-- Problem statement --
Reproduce each record exactly.

☆ ☆ ☆

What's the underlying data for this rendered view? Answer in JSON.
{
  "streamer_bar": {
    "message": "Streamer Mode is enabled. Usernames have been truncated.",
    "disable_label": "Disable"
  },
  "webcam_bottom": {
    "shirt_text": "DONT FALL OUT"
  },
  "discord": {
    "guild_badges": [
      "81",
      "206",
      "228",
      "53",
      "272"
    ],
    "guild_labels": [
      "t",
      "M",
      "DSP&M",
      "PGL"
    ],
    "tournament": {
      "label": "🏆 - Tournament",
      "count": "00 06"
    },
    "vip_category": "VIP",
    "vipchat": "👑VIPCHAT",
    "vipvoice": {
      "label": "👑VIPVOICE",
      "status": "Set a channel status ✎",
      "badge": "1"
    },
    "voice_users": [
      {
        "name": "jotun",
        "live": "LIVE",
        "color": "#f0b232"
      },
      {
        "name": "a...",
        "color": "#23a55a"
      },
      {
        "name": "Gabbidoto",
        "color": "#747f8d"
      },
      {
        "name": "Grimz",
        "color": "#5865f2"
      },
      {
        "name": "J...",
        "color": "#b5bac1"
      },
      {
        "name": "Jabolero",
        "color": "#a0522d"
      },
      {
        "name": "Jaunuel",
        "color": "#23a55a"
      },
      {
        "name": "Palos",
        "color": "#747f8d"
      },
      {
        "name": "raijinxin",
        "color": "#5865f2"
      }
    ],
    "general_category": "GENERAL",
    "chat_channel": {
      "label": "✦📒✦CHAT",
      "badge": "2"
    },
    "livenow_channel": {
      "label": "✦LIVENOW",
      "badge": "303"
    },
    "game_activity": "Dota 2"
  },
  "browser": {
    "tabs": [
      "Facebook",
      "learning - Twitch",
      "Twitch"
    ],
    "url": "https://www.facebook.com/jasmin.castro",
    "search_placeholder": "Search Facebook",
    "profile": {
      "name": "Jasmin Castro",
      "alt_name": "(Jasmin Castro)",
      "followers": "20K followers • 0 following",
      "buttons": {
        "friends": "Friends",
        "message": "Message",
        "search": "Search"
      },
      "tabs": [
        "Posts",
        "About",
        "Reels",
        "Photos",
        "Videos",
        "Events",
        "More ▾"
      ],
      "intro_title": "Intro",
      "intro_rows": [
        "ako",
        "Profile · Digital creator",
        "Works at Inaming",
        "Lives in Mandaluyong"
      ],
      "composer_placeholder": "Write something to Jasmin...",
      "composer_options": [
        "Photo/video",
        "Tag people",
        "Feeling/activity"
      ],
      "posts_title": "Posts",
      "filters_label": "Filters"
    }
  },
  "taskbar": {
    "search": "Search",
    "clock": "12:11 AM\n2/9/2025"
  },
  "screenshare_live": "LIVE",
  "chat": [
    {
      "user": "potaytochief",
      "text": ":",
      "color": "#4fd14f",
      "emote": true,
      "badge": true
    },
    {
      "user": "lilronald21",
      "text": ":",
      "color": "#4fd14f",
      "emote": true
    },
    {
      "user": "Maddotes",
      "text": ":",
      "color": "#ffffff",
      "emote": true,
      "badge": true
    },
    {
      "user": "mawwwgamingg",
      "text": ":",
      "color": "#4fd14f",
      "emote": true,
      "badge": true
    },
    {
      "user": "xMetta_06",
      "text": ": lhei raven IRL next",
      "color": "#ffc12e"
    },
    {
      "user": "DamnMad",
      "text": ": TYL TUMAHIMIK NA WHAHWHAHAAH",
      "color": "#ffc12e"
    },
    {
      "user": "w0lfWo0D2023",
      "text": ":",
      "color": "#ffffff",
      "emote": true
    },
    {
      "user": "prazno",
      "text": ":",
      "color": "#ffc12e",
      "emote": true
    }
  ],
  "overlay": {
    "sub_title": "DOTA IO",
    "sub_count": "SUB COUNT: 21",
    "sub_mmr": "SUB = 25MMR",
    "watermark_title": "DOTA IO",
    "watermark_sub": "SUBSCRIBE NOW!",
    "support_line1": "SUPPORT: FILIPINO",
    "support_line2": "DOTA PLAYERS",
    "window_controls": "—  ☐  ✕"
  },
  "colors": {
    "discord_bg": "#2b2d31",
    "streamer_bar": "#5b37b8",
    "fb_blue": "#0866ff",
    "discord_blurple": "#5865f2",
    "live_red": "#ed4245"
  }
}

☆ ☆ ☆

-- Task answer --
What's the underlying data for this rendered view? Answer in JSON.
{
  "streamer_bar": {
    "message": "Streamer Mode is enabled. Usernames have been truncated.",
    "disable_label": "Disable"
  },
  "webcam_bottom": {
    "shirt_text": "DONT FALL OUT"
  },
  "discord": {
    "guild_badges": [
      "81",
      "206",
      "228",
      "53",
      "272"
    ],
    "guild_labels": [
      "t",
      "M",
      "DSP&M",
      "PGL"
    ],
    "tournament": {
      "label": "🏆 - Tournament",
      "count": "00 06"
    },
    "vip_category": "VIP",
    "vipchat": "👑VIPCHAT",
    "vipvoice": {
      "label": "👑VIPVOICE",
      "status": "Set a channel status ✎",
      "badge": "1"
    },
    "voice_users": [
      {
        "name": "jotun",
        "live": "LIVE",
        "color": "#f0b232"
      },
      {
        "name": "a...",
        "color": "#23a55a"
      },
      {
        "name": "Gabbidoto",
        "color": "#747f8d"
      },
      {
        "name": "Grimz",
        "color": "#5865f2"
      },
      {
        "name": "J...",
        "color": "#b5bac1"
      },
      {
        "name": "Jabolero",
        "color": "#a0522d"
      },
      {
        "name": "Jaunuel",
        "color": "#23a55a"
      },
      {
        "name": "Palos",
        "color": "#747f8d"
      },
      {
        "name": "raijinxin",
        "color": "#5865f2"
      }
    ],
    "general_category": "GENERAL",
    "chat_channel": {
      "label": "✦📒✦CHAT",
      "badge": "2"
    },
    "livenow_channel": {
      "label": "✦LIVENOW",
      "badge": "303"
    },
    "game_activity": "Dota 2"
  },
  "browser": {
    "tabs": [
      "Facebook",
      "learning - Twitch",
      "Twitch"
    ],
    "url": "https://www.facebook.com/jasmin.castro",
    "search_placeholder": "Search Facebook",
    "profile": {
      "name": "Jasmin Castro",
      "alt_name": "(Jasmin Castro)",
      "followers": "20K followers • 0 following",
      "buttons": {
        "friends": "Friends",
        "message": "Message",
        "search": "Search"
      },
      "tabs": [
        "Posts",
        "About",
        "Reels",
        "Photos",
        "Videos",
        "Events",
        "More ▾"
      ],
      "intro_title": "Intro",
      "intro_rows": [
        "ako",
        "Profile · Digital creator",
        "Works at Inaming",
        "Lives in Mandaluyong"
      ],
      "composer_placeholder": "Write something to Jasmin...",
      "composer_options": [
        "Photo/video",
        "Tag people",
        "Feeling/activity"
      ],
      "posts_title": "Posts",
      "filters_label": "Filters"
    }
  },
  "taskbar": {
    "search": "Search",
    "clock": "12:11 AM\n2/9/2025"
  },
  "screenshare_live": "LIVE",
  "chat": [
    {
      "user": "potaytochief",
      "text": ":",
      "color": "#4fd14f",
      "emote": true,
      "badge": true
    },
    {
      "user": "lilronald21",
      "text": ":",
      "color": "#4fd14f",
      "emote": true
    },
    {
      "user": "Maddotes",
      "text": ":",
      "color": "#ffffff",
      "emote": true,
      "badge": true
    },
    {
      "user": "mawwwgamingg",
      "text": ":",
      "color": "#4fd14f",
      "emote": true,
      "badge": true
    },
    {
      "user": "xMetta_06",
      "text": ": lhei raven IRL next",
      "color": "#ffc12e"
    },
    {
      "user": "DamnMad",
      "text": ": TYL TUMAHIMIK NA WHAHWHAHAAH",
      "color": "#ffc12e"
    },
    {
      "user": "w0lfWo0D2023",
      "text": ":",
      "color": "#ffffff",
      "emote": true
    },
    {
      "user": "prazno",
      "text": ":",
      "color": "#ffc12e",
      "emote": true
    }
  ],
  "overlay": {
    "sub_title": "DOTA IO",
    "sub_count": "SUB COUNT: 21",
    "sub_mmr": "SUB = 25MMR",
    "watermark_title": "DOTA IO",
    "watermark_sub": "SUBSCRIBE NOW!",
    "support_line1": "SUPPORT: FILIPINO",
    "support_line2": "DOTA PLAYERS",
    "window_controls": "—  ☐  ✕"
  },
  "colors": {
    "discord_bg": "#2b2d31",
    "streamer_bar": "#5b37b8",
    "fb_blue": "#0866ff",
    "discord_blurple": "#5865f2",
    "live_red": "#ed4245"
  }
}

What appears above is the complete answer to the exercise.